ACTION ITEM:
Pull out every line below that holds the word "title".

MATERIAL FOR THIS EXERCISE:
+ + + + + + +

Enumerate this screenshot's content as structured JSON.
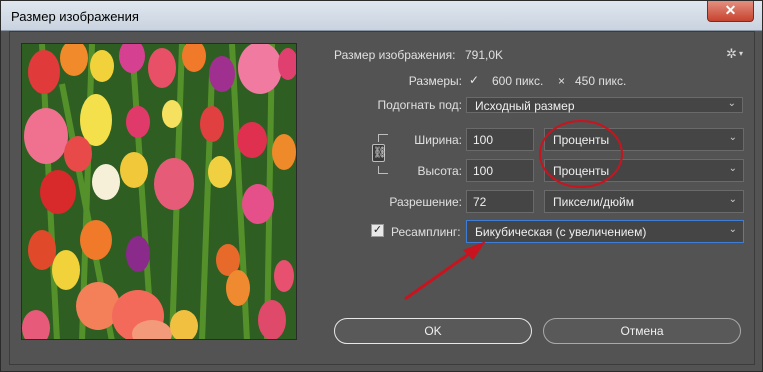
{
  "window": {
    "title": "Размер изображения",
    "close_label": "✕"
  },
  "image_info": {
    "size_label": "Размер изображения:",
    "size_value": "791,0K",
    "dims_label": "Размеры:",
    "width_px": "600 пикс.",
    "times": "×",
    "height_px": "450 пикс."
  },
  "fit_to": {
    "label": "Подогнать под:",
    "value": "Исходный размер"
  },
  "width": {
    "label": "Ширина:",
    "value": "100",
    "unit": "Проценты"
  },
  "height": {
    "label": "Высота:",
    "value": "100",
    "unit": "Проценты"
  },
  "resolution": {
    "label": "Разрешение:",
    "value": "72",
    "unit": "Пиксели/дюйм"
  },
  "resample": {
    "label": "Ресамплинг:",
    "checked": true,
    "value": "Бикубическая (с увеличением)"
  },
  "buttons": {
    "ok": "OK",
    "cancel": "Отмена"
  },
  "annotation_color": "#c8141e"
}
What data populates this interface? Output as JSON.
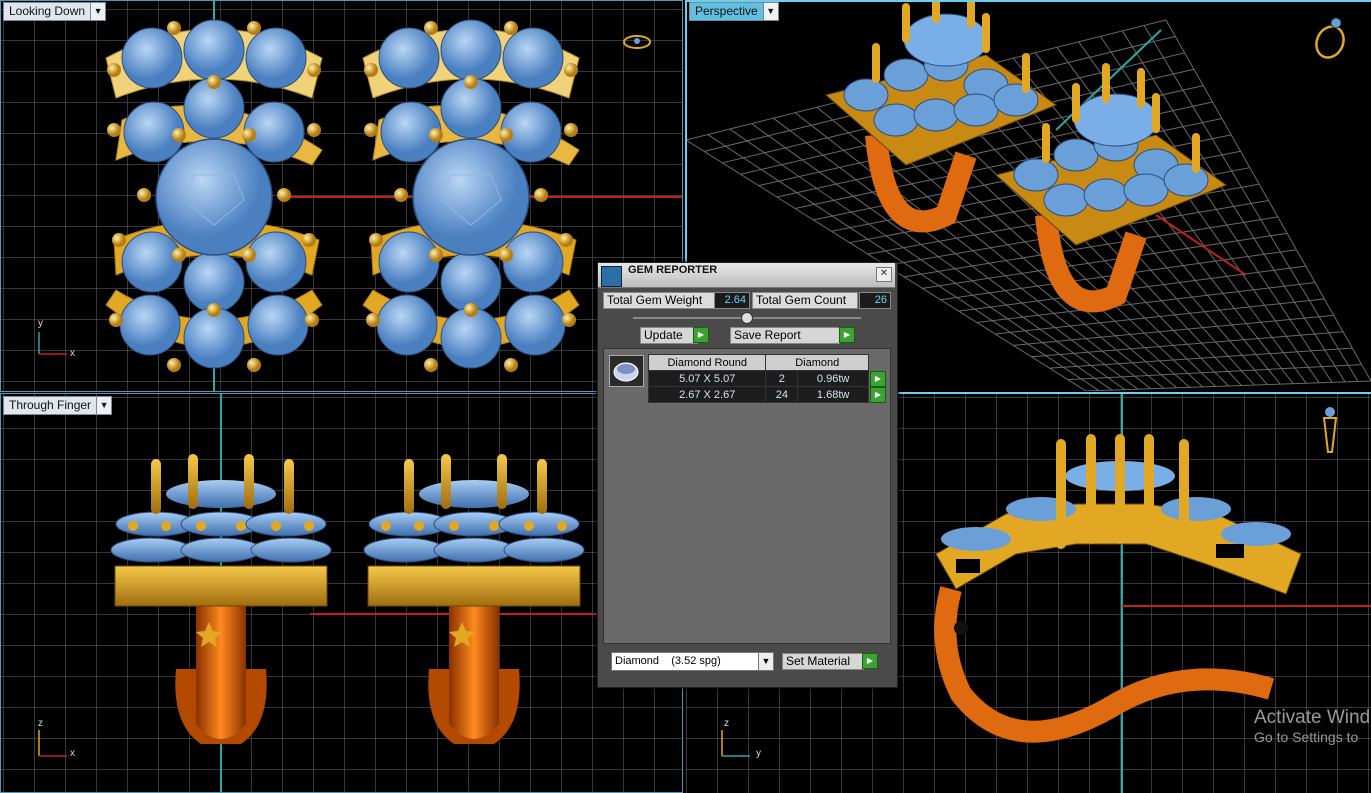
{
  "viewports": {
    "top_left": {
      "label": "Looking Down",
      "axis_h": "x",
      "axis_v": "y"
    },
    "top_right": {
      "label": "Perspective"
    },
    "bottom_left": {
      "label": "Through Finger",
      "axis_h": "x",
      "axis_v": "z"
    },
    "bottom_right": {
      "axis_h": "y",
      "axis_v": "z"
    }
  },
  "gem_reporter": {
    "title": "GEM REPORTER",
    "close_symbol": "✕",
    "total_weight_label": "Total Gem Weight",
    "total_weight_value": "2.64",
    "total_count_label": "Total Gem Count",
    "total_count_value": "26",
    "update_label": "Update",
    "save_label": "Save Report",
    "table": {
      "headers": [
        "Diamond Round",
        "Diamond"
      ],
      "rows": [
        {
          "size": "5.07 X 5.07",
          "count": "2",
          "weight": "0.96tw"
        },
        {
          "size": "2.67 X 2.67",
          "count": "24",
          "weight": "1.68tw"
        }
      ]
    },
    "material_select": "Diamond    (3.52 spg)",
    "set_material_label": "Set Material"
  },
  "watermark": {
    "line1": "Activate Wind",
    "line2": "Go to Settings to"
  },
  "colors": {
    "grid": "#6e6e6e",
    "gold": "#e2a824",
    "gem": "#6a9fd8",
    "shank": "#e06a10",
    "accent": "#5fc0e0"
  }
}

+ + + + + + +

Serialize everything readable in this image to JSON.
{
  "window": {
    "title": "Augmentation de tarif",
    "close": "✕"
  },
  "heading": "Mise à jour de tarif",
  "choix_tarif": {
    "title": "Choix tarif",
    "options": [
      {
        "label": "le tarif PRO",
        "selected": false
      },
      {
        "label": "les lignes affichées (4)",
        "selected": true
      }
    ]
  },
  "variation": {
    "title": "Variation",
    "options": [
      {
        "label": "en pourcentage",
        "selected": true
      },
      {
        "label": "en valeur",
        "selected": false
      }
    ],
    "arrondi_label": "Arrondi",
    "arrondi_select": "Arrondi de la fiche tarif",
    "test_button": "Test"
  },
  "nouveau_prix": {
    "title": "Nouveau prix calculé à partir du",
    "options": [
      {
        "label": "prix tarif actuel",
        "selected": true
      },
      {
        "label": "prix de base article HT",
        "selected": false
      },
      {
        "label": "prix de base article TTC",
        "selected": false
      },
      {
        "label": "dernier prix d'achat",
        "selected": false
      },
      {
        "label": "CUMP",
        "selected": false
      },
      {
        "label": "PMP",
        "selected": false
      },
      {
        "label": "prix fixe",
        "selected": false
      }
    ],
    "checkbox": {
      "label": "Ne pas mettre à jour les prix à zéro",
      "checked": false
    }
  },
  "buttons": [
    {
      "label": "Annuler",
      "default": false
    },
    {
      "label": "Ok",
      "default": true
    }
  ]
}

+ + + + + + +

THE COMPLETED TASK:
    "title": "Размер изображения",
    "title": "GEM REPORTER",
    "title": "Augmentation de tarif",
    "title": "Choix tarif",
    "title": "Variation",
    "title": "Nouveau prix calculé à partir du",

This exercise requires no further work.